[Stored data]
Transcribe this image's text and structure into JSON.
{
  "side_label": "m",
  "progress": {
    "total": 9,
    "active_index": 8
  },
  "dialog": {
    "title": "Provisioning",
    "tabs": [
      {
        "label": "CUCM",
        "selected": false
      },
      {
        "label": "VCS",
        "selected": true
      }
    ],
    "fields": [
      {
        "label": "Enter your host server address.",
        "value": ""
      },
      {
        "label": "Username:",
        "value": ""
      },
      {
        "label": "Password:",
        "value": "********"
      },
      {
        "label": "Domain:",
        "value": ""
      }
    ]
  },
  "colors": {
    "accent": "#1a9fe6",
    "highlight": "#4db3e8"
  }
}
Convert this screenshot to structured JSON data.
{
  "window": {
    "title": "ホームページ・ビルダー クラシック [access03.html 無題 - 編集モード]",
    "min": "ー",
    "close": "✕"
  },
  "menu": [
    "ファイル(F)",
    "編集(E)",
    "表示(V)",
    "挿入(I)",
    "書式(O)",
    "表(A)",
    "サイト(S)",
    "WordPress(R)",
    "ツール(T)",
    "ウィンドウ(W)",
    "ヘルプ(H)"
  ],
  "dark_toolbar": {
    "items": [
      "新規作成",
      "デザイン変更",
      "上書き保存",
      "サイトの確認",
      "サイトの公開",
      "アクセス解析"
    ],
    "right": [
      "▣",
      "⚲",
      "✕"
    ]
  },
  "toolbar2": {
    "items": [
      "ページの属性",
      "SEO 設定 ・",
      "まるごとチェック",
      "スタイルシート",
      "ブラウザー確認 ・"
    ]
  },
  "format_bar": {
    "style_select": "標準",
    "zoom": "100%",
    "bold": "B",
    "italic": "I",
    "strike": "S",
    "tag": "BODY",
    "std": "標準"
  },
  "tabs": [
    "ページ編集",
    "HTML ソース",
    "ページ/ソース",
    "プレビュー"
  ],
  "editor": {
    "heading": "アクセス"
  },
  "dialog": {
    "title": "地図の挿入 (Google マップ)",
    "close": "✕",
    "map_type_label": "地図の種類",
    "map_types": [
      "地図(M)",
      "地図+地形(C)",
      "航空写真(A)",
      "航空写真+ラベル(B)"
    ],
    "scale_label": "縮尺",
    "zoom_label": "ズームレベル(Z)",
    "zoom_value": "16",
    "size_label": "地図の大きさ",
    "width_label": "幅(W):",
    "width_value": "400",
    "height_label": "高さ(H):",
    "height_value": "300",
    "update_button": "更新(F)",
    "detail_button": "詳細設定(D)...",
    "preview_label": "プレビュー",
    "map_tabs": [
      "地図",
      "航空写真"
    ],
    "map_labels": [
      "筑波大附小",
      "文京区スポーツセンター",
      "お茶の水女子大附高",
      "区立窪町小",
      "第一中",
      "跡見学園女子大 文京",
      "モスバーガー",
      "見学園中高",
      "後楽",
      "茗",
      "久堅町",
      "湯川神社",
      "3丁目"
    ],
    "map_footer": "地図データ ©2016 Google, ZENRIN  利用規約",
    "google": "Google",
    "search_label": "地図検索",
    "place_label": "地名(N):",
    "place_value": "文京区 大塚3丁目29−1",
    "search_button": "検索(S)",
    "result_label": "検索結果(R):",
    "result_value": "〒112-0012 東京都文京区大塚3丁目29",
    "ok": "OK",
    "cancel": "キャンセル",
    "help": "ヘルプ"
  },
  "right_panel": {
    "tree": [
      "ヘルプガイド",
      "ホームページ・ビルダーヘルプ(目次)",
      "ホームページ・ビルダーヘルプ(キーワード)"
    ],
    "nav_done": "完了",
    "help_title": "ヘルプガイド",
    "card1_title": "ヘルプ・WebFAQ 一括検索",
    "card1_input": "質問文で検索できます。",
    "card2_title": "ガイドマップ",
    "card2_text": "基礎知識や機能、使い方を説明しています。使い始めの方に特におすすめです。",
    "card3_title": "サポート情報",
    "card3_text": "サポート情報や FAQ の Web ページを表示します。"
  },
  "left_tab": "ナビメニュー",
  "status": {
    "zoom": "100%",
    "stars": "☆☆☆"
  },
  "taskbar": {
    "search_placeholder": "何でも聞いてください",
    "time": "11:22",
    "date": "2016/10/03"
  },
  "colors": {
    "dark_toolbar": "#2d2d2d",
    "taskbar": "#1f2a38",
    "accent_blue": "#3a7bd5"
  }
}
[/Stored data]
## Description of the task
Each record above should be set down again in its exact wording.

## Output below
Transcribe this image's text and structure into JSON.
{
  "side_label": "m",
  "progress": {
    "total": 9,
    "active_index": 8
  },
  "dialog": {
    "title": "Provisioning",
    "tabs": [
      {
        "label": "CUCM",
        "selected": false
      },
      {
        "label": "VCS",
        "selected": true
      }
    ],
    "fields": [
      {
        "label": "Enter your host server address.",
        "value": ""
      },
      {
        "label": "Username:",
        "value": ""
      },
      {
        "label": "Password:",
        "value": "********"
      },
      {
        "label": "Domain:",
        "value": ""
      }
    ]
  },
  "colors": {
    "accent": "#1a9fe6",
    "highlight": "#4db3e8"
  }
}
Convert this screenshot to structured JSON data.
{
  "window": {
    "title": "ホームページ・ビルダー クラシック [access03.html 無題 - 編集モード]",
    "min": "ー",
    "close": "✕"
  },
  "menu": [
    "ファイル(F)",
    "編集(E)",
    "表示(V)",
    "挿入(I)",
    "書式(O)",
    "表(A)",
    "サイト(S)",
    "WordPress(R)",
    "ツール(T)",
    "ウィンドウ(W)",
    "ヘルプ(H)"
  ],
  "dark_toolbar": {
    "items": [
      "新規作成",
      "デザイン変更",
      "上書き保存",
      "サイトの確認",
      "サイトの公開",
      "アクセス解析"
    ],
    "right": [
      "▣",
      "⚲",
      "✕"
    ]
  },
  "toolbar2": {
    "items": [
      "ページの属性",
      "SEO 設定 ・",
      "まるごとチェック",
      "スタイルシート",
      "ブラウザー確認 ・"
    ]
  },
  "format_bar": {
    "style_select": "標準",
    "zoom": "100%",
    "bold": "B",
    "italic": "I",
    "strike": "S",
    "tag": "BODY",
    "std": "標準"
  },
  "tabs": [
    "ページ編集",
    "HTML ソース",
    "ページ/ソース",
    "プレビュー"
  ],
  "editor": {
    "heading": "アクセス"
  },
  "dialog": {
    "title": "地図の挿入 (Google マップ)",
    "close": "✕",
    "map_type_label": "地図の種類",
    "map_types": [
      "地図(M)",
      "地図+地形(C)",
      "航空写真(A)",
      "航空写真+ラベル(B)"
    ],
    "scale_label": "縮尺",
    "zoom_label": "ズームレベル(Z)",
    "zoom_value": "16",
    "size_label": "地図の大きさ",
    "width_label": "幅(W):",
    "width_value": "400",
    "height_label": "高さ(H):",
    "height_value": "300",
    "update_button": "更新(F)",
    "detail_button": "詳細設定(D)...",
    "preview_label": "プレビュー",
    "map_tabs": [
      "地図",
      "航空写真"
    ],
    "map_labels": [
      "筑波大附小",
      "文京区スポーツセンター",
      "お茶の水女子大附高",
      "区立窪町小",
      "第一中",
      "跡見学園女子大 文京",
      "モスバーガー",
      "見学園中高",
      "後楽",
      "茗",
      "久堅町",
      "湯川神社",
      "3丁目"
    ],
    "map_footer": "地図データ ©2016 Google, ZENRIN  利用規約",
    "google": "Google",
    "search_label": "地図検索",
    "place_label": "地名(N):",
    "place_value": "文京区 大塚3丁目29−1",
    "search_button": "検索(S)",
    "result_label": "検索結果(R):",
    "result_value": "〒112-0012 東京都文京区大塚3丁目29",
    "ok": "OK",
    "cancel": "キャンセル",
    "help": "ヘルプ"
  },
  "right_panel": {
    "tree": [
      "ヘルプガイド",
      "ホームページ・ビルダーヘルプ(目次)",
      "ホームページ・ビルダーヘルプ(キーワード)"
    ],
    "nav_done": "完了",
    "help_title": "ヘルプガイド",
    "card1_title": "ヘルプ・WebFAQ 一括検索",
    "card1_input": "質問文で検索できます。",
    "card2_title": "ガイドマップ",
    "card2_text": "基礎知識や機能、使い方を説明しています。使い始めの方に特におすすめです。",
    "card3_title": "サポート情報",
    "card3_text": "サポート情報や FAQ の Web ページを表示します。"
  },
  "left_tab": "ナビメニュー",
  "status": {
    "zoom": "100%",
    "stars": "☆☆☆"
  },
  "taskbar": {
    "search_placeholder": "何でも聞いてください",
    "time": "11:22",
    "date": "2016/10/03"
  },
  "colors": {
    "dark_toolbar": "#2d2d2d",
    "taskbar": "#1f2a38",
    "accent_blue": "#3a7bd5"
  }
}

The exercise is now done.